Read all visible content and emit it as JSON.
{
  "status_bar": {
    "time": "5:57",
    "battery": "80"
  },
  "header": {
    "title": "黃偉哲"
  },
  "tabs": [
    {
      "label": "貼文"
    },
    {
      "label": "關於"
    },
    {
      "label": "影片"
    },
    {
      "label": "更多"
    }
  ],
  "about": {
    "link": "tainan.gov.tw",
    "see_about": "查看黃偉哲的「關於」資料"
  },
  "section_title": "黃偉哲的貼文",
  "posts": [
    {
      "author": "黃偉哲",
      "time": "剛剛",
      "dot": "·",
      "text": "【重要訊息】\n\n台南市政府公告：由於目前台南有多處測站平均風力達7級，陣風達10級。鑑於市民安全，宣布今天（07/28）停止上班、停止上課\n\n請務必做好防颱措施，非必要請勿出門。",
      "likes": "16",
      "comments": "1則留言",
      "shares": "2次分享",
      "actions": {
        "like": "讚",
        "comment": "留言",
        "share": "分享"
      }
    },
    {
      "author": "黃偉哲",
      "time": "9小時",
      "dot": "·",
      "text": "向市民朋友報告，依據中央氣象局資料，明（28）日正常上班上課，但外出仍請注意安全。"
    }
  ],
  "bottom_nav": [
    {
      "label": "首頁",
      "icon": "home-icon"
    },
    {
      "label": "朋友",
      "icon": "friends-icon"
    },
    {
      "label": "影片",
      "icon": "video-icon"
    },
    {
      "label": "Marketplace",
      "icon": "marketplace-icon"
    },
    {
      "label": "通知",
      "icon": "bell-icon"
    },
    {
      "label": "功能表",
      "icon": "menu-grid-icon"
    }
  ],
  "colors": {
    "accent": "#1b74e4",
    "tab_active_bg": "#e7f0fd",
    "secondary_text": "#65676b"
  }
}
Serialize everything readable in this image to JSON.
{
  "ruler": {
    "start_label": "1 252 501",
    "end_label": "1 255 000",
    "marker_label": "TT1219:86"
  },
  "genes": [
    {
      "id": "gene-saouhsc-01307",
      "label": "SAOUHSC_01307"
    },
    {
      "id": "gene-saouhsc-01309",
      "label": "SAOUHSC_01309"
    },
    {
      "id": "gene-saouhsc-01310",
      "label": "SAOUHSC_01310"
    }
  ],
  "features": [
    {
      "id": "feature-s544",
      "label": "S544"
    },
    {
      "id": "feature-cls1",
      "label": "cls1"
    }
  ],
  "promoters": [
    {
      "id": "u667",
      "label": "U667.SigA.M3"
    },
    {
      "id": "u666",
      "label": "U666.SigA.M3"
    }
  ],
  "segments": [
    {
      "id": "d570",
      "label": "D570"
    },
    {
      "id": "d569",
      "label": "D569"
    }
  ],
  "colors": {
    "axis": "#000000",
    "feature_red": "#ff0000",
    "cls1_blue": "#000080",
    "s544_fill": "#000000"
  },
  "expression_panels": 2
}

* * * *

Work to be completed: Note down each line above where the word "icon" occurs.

Answer box:
      "icon": "home-icon"
      "icon": "friends-icon"
      "icon": "video-icon"
      "icon": "marketplace-icon"
      "icon": "bell-icon"
      "icon": "menu-grid-icon"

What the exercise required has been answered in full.